Bolan Pass,
Along Bolan Pass where the road winds through picturesque mountains one is reminded of the hugs odds that the armies from Central Asia and the north must have faced in their raids on the plains of the present day Pakistan. In winters, trains of camels, as they slowly plod their way through to the top, look fascinating. The Bolan links Quetta with the plains of the Punjab and the upper Sindh through the town of Sibi by road and train. The train passes through 21 tunnels.
Khojak Pass,
The Khojak Pass is 7575 ft. above sea level. It leads directly to the border of Afghanistan at Chaman which is 153 kms away from Quetta. The train passes through the longest tunnel of the sub-continent. The scenery is breath-taking as here as it is at Bolan Pass.
Harnai Pass,
The entire population of Kharwari Baba and for that matter of the entire Ziarat, migrates to Harnai in extreme winter. Harnai Pass, about hours drive from Loralai, is just as spectacular as the Khyber Pass near Peshawar.

Sibi is 163 kms from Quetta. It has great historical importance. It derives its name from Sewi, a Hindu Princess of Sewa race. The name of Alexander and the Muslim conquers like Muhammad Bin Qasim, Mehmood Ghaznavi and Nasir-ud-Din Kabacha are associated with this place. Mir Chaker Khan Rind, the legendary Baloch hero, built a massive fort in the 15th century near Sibi, the remains of which are found near the town.

During the British rule a Residency and Victoria Memorial Hall known as Jirga Hall were built where annual Jirgas were held until Pakistan came into being. Quaid-e-Azam Muhammad Ali Jinnah also presided over the annual Darbar at Sibi as the first Governor General of Pakistan. The Jirga Hall is now converted into a museum. It has a collection of pieces found at the archaeological sites of Mehrgarh, Nasshero and Pirak. The annual Sibi Festival marks the famous Horse and Cattle Show with other festivities held in the month of February.

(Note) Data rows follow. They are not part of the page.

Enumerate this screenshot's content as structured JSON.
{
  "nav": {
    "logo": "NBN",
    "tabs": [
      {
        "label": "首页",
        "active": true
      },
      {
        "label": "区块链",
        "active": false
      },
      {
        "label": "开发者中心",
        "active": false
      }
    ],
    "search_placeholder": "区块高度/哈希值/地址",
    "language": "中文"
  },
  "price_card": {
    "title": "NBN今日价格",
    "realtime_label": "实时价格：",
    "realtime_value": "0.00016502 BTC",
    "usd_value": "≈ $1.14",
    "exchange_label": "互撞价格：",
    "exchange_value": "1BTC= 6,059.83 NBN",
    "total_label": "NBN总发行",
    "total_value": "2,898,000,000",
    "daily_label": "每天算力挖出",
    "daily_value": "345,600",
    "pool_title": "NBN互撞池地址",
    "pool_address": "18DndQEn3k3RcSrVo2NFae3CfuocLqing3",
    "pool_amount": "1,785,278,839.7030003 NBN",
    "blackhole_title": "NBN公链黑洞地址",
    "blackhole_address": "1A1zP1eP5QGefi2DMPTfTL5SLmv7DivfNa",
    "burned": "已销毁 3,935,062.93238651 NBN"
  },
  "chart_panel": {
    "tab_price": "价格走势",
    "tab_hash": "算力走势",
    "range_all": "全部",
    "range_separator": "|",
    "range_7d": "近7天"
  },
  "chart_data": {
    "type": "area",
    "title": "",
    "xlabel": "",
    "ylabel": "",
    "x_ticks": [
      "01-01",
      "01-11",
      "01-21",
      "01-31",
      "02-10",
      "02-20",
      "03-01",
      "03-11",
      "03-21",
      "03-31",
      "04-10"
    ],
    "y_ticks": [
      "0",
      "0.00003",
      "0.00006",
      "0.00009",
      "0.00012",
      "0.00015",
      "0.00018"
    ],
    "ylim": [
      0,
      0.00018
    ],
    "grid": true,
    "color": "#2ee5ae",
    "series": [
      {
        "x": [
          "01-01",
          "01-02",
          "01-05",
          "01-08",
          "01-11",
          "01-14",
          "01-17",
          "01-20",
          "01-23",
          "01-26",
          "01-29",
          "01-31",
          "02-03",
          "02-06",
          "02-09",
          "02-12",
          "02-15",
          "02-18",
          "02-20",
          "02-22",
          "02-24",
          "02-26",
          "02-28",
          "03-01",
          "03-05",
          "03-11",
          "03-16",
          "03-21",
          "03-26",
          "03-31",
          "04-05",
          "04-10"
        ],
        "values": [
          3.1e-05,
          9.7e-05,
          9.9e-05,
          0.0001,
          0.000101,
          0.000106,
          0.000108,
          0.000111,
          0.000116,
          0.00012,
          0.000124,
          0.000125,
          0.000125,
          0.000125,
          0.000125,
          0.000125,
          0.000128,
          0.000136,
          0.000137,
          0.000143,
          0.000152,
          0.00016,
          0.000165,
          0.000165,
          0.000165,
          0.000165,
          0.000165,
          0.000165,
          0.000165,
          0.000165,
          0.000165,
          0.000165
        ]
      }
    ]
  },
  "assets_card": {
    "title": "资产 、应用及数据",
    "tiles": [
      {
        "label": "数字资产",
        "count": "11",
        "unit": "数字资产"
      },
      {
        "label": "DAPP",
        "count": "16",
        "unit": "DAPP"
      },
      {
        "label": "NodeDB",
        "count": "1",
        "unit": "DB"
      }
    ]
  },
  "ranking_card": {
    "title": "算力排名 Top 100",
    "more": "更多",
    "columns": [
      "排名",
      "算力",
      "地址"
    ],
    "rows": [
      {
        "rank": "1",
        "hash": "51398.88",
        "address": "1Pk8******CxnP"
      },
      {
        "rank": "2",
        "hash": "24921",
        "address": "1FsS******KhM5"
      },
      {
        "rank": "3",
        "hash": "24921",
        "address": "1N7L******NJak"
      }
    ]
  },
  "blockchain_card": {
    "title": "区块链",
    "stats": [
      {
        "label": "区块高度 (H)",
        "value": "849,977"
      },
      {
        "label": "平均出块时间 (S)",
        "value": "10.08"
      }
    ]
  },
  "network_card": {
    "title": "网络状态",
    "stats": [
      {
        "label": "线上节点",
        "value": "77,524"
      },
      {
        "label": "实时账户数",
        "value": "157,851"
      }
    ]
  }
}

Neolithic Mehrgarh is a 9,000 years old site of settlement of Katchi district at the foot of Bolan Pass near Sibi. Supported by Pakistan's Department of Archaeology, French archaeologists are carrying out extensive excavations here for some years. The excavations, studies and research have led to pushing back these settlements to some 9,000 years. Thus the chronology of civilization in Pakistan established through the study of Meonjodaro and Harappa has been pushed back by over 4,000 years.

Research shows that the people here had lived in houses and were involved in hunting, domestication of animals and farming cereals like barley and wheat and later cotton too. This hunting-farming society developed gradually and their pursuits were creative. During the early period these people used stone and bone tools i.e. polished stone-axes, flint blades and bone-pointers. By the 6,000 BC, the hand-made pottery appeared and in 5th millennium BC, metallurgy and potter-wheel were introduced and they produced some fine terra-cotta figurine and pottery with geometric designs.
Subsequently they produced and wore ornaments of beads, seashells and semi-precious stones like Lapis Lazuli. A museum has been set up at Sibi where a wide range of rare finds from the site of Mehrgarh is on display.
Balochistan Coastline:
The Balochistan coastline extends over 750 kms. From Hub near Karachi to the Gwadar Bay on Pakistan-Iran border.The coastal tribes are as colourful as that of central and upper Balochistan. Their colourful costumes, songs and dances are equally fascinating. The whole area is rich with long unspoilt golden sunny beaches and a variety of sea fish. Because of the importance of this coast Pasni, Jiwani and Gwadar, the three important coastal towns, have been linked by air with Karachi and Quetta. Gaddani Beach near Karachi is an excellent seaside spot for picnic.